▸ Exercise goal: Everything in the listing below needs to be retyped exactly.

▸ Data excerpts:
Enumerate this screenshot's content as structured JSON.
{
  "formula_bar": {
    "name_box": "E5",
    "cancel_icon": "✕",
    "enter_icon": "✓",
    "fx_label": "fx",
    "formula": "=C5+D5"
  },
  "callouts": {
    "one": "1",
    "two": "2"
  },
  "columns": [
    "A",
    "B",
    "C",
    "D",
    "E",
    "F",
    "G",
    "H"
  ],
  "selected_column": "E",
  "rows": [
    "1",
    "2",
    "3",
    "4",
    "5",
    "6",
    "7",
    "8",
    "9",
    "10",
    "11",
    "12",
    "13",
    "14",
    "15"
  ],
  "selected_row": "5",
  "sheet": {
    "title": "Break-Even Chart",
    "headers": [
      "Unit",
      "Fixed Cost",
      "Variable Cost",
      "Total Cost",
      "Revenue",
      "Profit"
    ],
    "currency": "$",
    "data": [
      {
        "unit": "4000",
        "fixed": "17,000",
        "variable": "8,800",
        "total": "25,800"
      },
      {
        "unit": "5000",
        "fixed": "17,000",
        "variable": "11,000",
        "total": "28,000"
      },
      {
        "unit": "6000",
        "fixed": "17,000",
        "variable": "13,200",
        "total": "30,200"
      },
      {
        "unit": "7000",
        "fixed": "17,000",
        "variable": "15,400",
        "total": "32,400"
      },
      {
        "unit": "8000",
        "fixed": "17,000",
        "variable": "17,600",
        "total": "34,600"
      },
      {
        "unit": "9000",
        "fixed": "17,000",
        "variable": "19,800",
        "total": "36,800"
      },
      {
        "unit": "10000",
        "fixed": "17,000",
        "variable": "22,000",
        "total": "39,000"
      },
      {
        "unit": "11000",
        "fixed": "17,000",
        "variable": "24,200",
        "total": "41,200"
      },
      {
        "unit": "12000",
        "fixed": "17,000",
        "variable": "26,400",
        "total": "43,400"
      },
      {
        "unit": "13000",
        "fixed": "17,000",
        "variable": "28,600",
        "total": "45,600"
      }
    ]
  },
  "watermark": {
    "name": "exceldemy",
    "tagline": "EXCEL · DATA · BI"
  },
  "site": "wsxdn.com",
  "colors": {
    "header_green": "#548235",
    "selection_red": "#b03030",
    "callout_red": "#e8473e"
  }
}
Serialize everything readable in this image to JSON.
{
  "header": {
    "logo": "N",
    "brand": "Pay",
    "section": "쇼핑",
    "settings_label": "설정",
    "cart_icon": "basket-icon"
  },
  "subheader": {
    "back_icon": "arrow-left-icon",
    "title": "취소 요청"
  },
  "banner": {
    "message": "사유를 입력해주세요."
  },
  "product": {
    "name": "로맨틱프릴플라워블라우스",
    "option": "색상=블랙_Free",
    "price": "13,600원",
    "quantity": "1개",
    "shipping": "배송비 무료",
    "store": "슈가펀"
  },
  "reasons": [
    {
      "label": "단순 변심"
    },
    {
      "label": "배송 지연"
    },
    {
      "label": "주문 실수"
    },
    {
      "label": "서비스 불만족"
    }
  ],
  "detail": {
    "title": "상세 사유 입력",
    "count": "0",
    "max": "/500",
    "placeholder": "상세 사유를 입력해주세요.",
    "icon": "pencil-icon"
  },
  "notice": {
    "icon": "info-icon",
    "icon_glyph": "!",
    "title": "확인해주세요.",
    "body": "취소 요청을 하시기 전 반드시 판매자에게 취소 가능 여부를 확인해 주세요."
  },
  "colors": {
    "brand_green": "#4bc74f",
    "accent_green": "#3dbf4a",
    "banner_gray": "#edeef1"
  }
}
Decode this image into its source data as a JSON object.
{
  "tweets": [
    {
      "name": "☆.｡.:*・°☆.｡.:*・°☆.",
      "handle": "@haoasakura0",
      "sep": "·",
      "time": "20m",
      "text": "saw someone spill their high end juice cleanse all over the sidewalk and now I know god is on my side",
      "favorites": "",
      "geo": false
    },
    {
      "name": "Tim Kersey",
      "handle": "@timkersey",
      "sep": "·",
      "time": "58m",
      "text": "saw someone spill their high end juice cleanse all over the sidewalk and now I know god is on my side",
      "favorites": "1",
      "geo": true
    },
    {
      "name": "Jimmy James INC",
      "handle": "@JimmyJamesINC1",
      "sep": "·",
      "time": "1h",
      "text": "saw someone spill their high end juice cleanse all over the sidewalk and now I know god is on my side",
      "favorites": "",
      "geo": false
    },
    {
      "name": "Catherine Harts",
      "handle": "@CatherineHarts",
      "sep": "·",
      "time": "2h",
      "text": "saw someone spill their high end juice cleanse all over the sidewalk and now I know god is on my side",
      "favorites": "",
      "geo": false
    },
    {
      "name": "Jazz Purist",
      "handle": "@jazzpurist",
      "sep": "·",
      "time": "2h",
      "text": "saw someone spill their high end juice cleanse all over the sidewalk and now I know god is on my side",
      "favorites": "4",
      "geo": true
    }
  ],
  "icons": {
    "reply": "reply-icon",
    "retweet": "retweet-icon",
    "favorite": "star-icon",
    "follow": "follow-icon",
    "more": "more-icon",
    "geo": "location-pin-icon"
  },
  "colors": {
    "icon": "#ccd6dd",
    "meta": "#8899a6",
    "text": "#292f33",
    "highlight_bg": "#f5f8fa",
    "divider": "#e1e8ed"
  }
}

▸ Solution to the problem:
Enumerate this screenshot's content as structured JSON.
{
  "formula_bar": {
    "name_box": "E5",
    "cancel_icon": "✕",
    "enter_icon": "✓",
    "fx_label": "fx",
    "formula": "=C5+D5"
  },
  "callouts": {
    "one": "1",
    "two": "2"
  },
  "columns": [
    "A",
    "B",
    "C",
    "D",
    "E",
    "F",
    "G",
    "H"
  ],
  "selected_column": "E",
  "rows": [
    "1",
    "2",
    "3",
    "4",
    "5",
    "6",
    "7",
    "8",
    "9",
    "10",
    "11",
    "12",
    "13",
    "14",
    "15"
  ],
  "selected_row": "5",
  "sheet": {
    "title": "Break-Even Chart",
    "headers": [
      "Unit",
      "Fixed Cost",
      "Variable Cost",
      "Total Cost",
      "Revenue",
      "Profit"
    ],
    "currency": "$",
    "data": [
      {
        "unit": "4000",
        "fixed": "17,000",
        "variable": "8,800",
        "total": "25,800"
      },
      {
        "unit": "5000",
        "fixed": "17,000",
        "variable": "11,000",
        "total": "28,000"
      },
      {
        "unit": "6000",
        "fixed": "17,000",
        "variable": "13,200",
        "total": "30,200"
      },
      {
        "unit": "7000",
        "fixed": "17,000",
        "variable": "15,400",
        "total": "32,400"
      },
      {
        "unit": "8000",
        "fixed": "17,000",
        "variable": "17,600",
        "total": "34,600"
      },
      {
        "unit": "9000",
        "fixed": "17,000",
        "variable": "19,800",
        "total": "36,800"
      },
      {
        "unit": "10000",
        "fixed": "17,000",
        "variable": "22,000",
        "total": "39,000"
      },
      {
        "unit": "11000",
        "fixed": "17,000",
        "variable": "24,200",
        "total": "41,200"
      },
      {
        "unit": "12000",
        "fixed": "17,000",
        "variable": "26,400",
        "total": "43,400"
      },
      {
        "unit": "13000",
        "fixed": "17,000",
        "variable": "28,600",
        "total": "45,600"
      }
    ]
  },
  "watermark": {
    "name": "exceldemy",
    "tagline": "EXCEL · DATA · BI"
  },
  "site": "wsxdn.com",
  "colors": {
    "header_green": "#548235",
    "selection_red": "#b03030",
    "callout_red": "#e8473e"
  }
}
Serialize everything readable in this image to JSON.
{
  "header": {
    "logo": "N",
    "brand": "Pay",
    "section": "쇼핑",
    "settings_label": "설정",
    "cart_icon": "basket-icon"
  },
  "subheader": {
    "back_icon": "arrow-left-icon",
    "title": "취소 요청"
  },
  "banner": {
    "message": "사유를 입력해주세요."
  },
  "product": {
    "name": "로맨틱프릴플라워블라우스",
    "option": "색상=블랙_Free",
    "price": "13,600원",
    "quantity": "1개",
    "shipping": "배송비 무료",
    "store": "슈가펀"
  },
  "reasons": [
    {
      "label": "단순 변심"
    },
    {
      "label": "배송 지연"
    },
    {
      "label": "주문 실수"
    },
    {
      "label": "서비스 불만족"
    }
  ],
  "detail": {
    "title": "상세 사유 입력",
    "count": "0",
    "max": "/500",
    "placeholder": "상세 사유를 입력해주세요.",
    "icon": "pencil-icon"
  },
  "notice": {
    "icon": "info-icon",
    "icon_glyph": "!",
    "title": "확인해주세요.",
    "body": "취소 요청을 하시기 전 반드시 판매자에게 취소 가능 여부를 확인해 주세요."
  },
  "colors": {
    "brand_green": "#4bc74f",
    "accent_green": "#3dbf4a",
    "banner_gray": "#edeef1"
  }
}
Decode this image into its source data as a JSON object.
{
  "tweets": [
    {
      "name": "☆.｡.:*・°☆.｡.:*・°☆.",
      "handle": "@haoasakura0",
      "sep": "·",
      "time": "20m",
      "text": "saw someone spill their high end juice cleanse all over the sidewalk and now I know god is on my side",
      "favorites": "",
      "geo": false
    },
    {
      "name": "Tim Kersey",
      "handle": "@timkersey",
      "sep": "·",
      "time": "58m",
      "text": "saw someone spill their high end juice cleanse all over the sidewalk and now I know god is on my side",
      "favorites": "1",
      "geo": true
    },
    {
      "name": "Jimmy James INC",
      "handle": "@JimmyJamesINC1",
      "sep": "·",
      "time": "1h",
      "text": "saw someone spill their high end juice cleanse all over the sidewalk and now I know god is on my side",
      "favorites": "",
      "geo": false
    },
    {
      "name": "Catherine Harts",
      "handle": "@CatherineHarts",
      "sep": "·",
      "time": "2h",
      "text": "saw someone spill their high end juice cleanse all over the sidewalk and now I know god is on my side",
      "favorites": "",
      "geo": false
    },
    {
      "name": "Jazz Purist",
      "handle": "@jazzpurist",
      "sep": "·",
      "time": "2h",
      "text": "saw someone spill their high end juice cleanse all over the sidewalk and now I know god is on my side",
      "favorites": "4",
      "geo": true
    }
  ],
  "icons": {
    "reply": "reply-icon",
    "retweet": "retweet-icon",
    "favorite": "star-icon",
    "follow": "follow-icon",
    "more": "more-icon",
    "geo": "location-pin-icon"
  },
  "colors": {
    "icon": "#ccd6dd",
    "meta": "#8899a6",
    "text": "#292f33",
    "highlight_bg": "#f5f8fa",
    "divider": "#e1e8ed"
  }
}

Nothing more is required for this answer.